▶ Task to carry out
Each entry must be output exactly as it appears.

Records excerpted from a collection:
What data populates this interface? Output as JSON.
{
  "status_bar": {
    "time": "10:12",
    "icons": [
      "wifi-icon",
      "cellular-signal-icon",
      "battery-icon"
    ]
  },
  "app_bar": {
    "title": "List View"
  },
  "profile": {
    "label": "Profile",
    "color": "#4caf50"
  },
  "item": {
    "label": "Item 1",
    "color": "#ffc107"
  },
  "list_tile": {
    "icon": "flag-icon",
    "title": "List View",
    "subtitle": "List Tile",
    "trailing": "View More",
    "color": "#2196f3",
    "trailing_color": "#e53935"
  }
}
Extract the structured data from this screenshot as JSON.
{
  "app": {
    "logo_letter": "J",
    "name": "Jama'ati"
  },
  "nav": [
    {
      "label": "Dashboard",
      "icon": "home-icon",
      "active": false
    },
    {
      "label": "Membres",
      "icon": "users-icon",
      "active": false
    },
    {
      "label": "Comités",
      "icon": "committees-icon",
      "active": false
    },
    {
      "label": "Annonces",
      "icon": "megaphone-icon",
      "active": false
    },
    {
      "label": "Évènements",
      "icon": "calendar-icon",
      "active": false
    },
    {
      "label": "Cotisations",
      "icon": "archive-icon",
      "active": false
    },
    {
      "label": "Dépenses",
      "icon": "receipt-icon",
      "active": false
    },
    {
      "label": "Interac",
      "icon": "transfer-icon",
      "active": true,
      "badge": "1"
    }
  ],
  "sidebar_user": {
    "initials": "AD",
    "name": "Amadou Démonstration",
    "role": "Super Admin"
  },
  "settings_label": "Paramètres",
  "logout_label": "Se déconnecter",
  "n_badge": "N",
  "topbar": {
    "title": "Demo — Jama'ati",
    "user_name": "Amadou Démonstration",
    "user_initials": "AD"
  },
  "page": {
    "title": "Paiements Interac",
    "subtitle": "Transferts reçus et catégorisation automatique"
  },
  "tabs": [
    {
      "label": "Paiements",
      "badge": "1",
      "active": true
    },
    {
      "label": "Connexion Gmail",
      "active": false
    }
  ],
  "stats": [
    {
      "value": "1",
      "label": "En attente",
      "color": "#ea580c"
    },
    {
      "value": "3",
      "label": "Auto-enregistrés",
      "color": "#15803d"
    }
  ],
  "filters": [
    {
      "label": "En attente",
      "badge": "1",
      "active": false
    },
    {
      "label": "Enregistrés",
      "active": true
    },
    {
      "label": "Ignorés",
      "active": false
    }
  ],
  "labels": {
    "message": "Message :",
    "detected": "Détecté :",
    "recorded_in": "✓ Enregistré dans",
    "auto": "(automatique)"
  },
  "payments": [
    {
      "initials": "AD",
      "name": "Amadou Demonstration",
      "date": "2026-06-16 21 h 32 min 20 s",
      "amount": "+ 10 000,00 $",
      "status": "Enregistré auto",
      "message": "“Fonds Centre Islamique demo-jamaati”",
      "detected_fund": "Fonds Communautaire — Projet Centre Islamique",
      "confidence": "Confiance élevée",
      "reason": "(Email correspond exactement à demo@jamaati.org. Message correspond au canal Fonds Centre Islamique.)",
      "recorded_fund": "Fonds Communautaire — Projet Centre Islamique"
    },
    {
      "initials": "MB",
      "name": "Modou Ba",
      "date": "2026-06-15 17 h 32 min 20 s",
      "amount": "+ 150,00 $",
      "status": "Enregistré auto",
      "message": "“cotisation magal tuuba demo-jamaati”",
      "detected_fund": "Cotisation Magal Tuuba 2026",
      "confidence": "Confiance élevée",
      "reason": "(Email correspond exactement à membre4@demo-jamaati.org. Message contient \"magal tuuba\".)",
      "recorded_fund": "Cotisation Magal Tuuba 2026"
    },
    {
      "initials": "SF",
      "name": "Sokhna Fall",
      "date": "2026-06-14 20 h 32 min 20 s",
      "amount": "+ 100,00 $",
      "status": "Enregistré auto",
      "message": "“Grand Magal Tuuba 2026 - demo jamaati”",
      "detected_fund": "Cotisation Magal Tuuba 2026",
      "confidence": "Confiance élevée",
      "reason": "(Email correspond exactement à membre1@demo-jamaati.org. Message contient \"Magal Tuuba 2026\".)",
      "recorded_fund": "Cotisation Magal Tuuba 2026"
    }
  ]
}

▶ Problem solution
What data populates this interface? Output as JSON.
{
  "status_bar": {
    "time": "10:12",
    "icons": [
      "wifi-icon",
      "cellular-signal-icon",
      "battery-icon"
    ]
  },
  "app_bar": {
    "title": "List View"
  },
  "profile": {
    "label": "Profile",
    "color": "#4caf50"
  },
  "item": {
    "label": "Item 1",
    "color": "#ffc107"
  },
  "list_tile": {
    "icon": "flag-icon",
    "title": "List View",
    "subtitle": "List Tile",
    "trailing": "View More",
    "color": "#2196f3",
    "trailing_color": "#e53935"
  }
}
Extract the structured data from this screenshot as JSON.
{
  "app": {
    "logo_letter": "J",
    "name": "Jama'ati"
  },
  "nav": [
    {
      "label": "Dashboard",
      "icon": "home-icon",
      "active": false
    },
    {
      "label": "Membres",
      "icon": "users-icon",
      "active": false
    },
    {
      "label": "Comités",
      "icon": "committees-icon",
      "active": false
    },
    {
      "label": "Annonces",
      "icon": "megaphone-icon",
      "active": false
    },
    {
      "label": "Évènements",
      "icon": "calendar-icon",
      "active": false
    },
    {
      "label": "Cotisations",
      "icon": "archive-icon",
      "active": false
    },
    {
      "label": "Dépenses",
      "icon": "receipt-icon",
      "active": false
    },
    {
      "label": "Interac",
      "icon": "transfer-icon",
      "active": true,
      "badge": "1"
    }
  ],
  "sidebar_user": {
    "initials": "AD",
    "name": "Amadou Démonstration",
    "role": "Super Admin"
  },
  "settings_label": "Paramètres",
  "logout_label": "Se déconnecter",
  "n_badge": "N",
  "topbar": {
    "title": "Demo — Jama'ati",
    "user_name": "Amadou Démonstration",
    "user_initials": "AD"
  },
  "page": {
    "title": "Paiements Interac",
    "subtitle": "Transferts reçus et catégorisation automatique"
  },
  "tabs": [
    {
      "label": "Paiements",
      "badge": "1",
      "active": true
    },
    {
      "label": "Connexion Gmail",
      "active": false
    }
  ],
  "stats": [
    {
      "value": "1",
      "label": "En attente",
      "color": "#ea580c"
    },
    {
      "value": "3",
      "label": "Auto-enregistrés",
      "color": "#15803d"
    }
  ],
  "filters": [
    {
      "label": "En attente",
      "badge": "1",
      "active": false
    },
    {
      "label": "Enregistrés",
      "active": true
    },
    {
      "label": "Ignorés",
      "active": false
    }
  ],
  "labels": {
    "message": "Message :",
    "detected": "Détecté :",
    "recorded_in": "✓ Enregistré dans",
    "auto": "(automatique)"
  },
  "payments": [
    {
      "initials": "AD",
      "name": "Amadou Demonstration",
      "date": "2026-06-16 21 h 32 min 20 s",
      "amount": "+ 10 000,00 $",
      "status": "Enregistré auto",
      "message": "“Fonds Centre Islamique demo-jamaati”",
      "detected_fund": "Fonds Communautaire — Projet Centre Islamique",
      "confidence": "Confiance élevée",
      "reason": "(Email correspond exactement à demo@jamaati.org. Message correspond au canal Fonds Centre Islamique.)",
      "recorded_fund": "Fonds Communautaire — Projet Centre Islamique"
    },
    {
      "initials": "MB",
      "name": "Modou Ba",
      "date": "2026-06-15 17 h 32 min 20 s",
      "amount": "+ 150,00 $",
      "status": "Enregistré auto",
      "message": "“cotisation magal tuuba demo-jamaati”",
      "detected_fund": "Cotisation Magal Tuuba 2026",
      "confidence": "Confiance élevée",
      "reason": "(Email correspond exactement à membre4@demo-jamaati.org. Message contient \"magal tuuba\".)",
      "recorded_fund": "Cotisation Magal Tuuba 2026"
    },
    {
      "initials": "SF",
      "name": "Sokhna Fall",
      "date": "2026-06-14 20 h 32 min 20 s",
      "amount": "+ 100,00 $",
      "status": "Enregistré auto",
      "message": "“Grand Magal Tuuba 2026 - demo jamaati”",
      "detected_fund": "Cotisation Magal Tuuba 2026",
      "confidence": "Confiance élevée",
      "reason": "(Email correspond exactement à membre1@demo-jamaati.org. Message contient \"Magal Tuuba 2026\".)",
      "recorded_fund": "Cotisation Magal Tuuba 2026"
    }
  ]
}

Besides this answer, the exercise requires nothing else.